Task to carry out
Here is a block of records. Copy every line in it that includes "души".

Records to use
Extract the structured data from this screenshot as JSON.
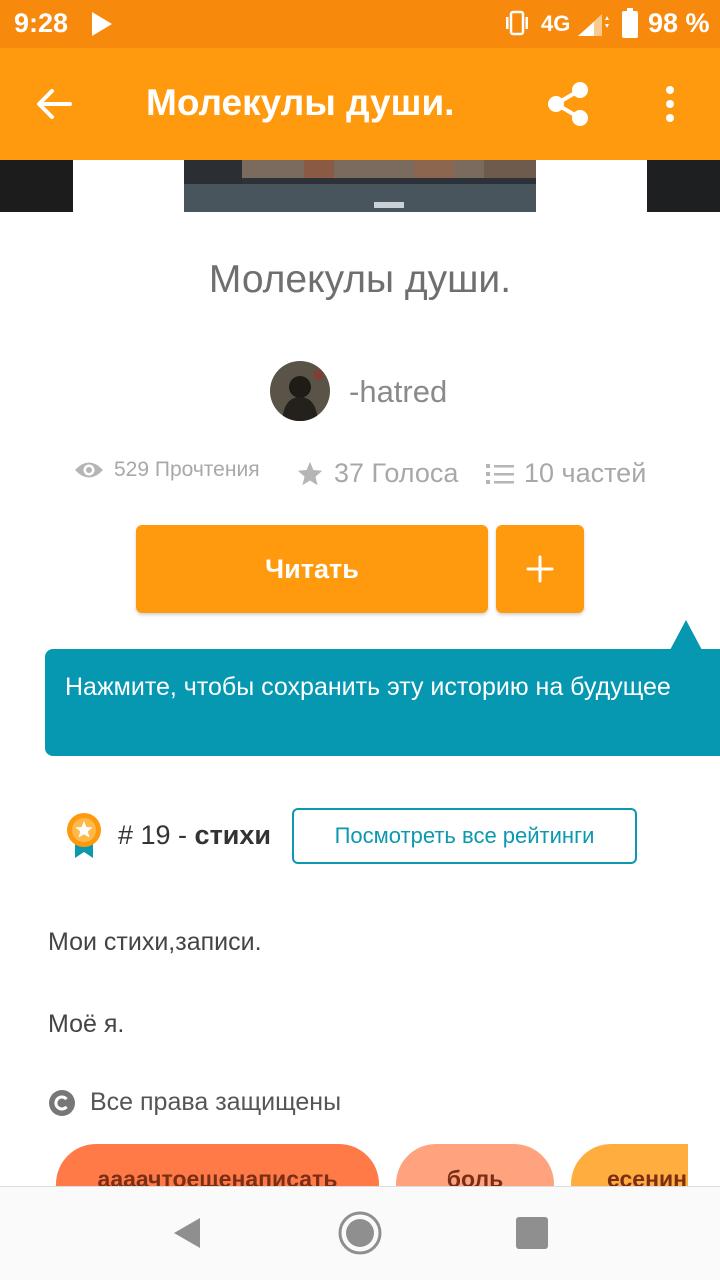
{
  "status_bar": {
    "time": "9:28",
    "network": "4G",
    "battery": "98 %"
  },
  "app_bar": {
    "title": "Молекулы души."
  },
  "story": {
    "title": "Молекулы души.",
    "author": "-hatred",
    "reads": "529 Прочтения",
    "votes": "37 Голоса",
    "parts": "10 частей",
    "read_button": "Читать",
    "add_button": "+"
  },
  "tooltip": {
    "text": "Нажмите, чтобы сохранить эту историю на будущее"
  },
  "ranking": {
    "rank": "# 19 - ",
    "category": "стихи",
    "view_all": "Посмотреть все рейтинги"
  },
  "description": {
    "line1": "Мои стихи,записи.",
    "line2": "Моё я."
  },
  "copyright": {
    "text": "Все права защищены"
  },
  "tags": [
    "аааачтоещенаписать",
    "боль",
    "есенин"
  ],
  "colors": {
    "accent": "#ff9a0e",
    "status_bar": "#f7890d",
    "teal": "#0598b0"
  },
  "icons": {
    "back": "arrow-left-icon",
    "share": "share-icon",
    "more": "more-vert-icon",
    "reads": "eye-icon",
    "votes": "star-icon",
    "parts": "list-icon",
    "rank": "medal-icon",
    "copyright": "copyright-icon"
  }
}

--

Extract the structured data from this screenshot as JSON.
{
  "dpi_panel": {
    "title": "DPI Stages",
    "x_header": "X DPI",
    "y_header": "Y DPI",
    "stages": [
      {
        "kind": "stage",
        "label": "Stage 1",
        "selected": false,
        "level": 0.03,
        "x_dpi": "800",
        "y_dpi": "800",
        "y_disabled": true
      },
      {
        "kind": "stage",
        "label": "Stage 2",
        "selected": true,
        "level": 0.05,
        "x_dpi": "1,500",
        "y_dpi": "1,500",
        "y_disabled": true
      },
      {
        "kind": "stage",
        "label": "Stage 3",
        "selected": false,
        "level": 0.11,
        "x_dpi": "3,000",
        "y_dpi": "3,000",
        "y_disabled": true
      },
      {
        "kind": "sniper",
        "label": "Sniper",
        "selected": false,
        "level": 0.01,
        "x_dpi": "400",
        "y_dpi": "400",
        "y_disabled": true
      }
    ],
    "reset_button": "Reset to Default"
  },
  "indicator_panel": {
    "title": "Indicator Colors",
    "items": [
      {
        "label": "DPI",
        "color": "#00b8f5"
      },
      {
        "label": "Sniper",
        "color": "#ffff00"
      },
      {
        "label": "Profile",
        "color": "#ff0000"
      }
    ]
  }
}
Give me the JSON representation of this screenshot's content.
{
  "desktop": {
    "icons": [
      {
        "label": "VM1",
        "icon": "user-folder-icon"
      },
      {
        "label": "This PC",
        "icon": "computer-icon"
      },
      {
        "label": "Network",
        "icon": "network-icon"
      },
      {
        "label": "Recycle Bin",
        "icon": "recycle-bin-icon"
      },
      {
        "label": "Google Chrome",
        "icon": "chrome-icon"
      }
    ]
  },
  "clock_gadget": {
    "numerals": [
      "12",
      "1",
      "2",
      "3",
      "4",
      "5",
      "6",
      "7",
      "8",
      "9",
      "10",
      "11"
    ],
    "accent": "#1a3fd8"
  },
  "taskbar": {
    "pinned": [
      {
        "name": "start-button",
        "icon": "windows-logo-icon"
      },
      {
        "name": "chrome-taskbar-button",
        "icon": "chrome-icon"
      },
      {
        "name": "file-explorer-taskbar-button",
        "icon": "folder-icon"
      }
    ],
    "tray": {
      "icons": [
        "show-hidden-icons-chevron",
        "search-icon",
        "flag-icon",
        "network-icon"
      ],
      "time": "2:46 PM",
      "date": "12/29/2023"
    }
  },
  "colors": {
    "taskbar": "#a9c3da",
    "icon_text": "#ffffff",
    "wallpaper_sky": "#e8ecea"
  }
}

Reply to the task
    "title": "Молекулы души."
    "title": "Молекулы души.",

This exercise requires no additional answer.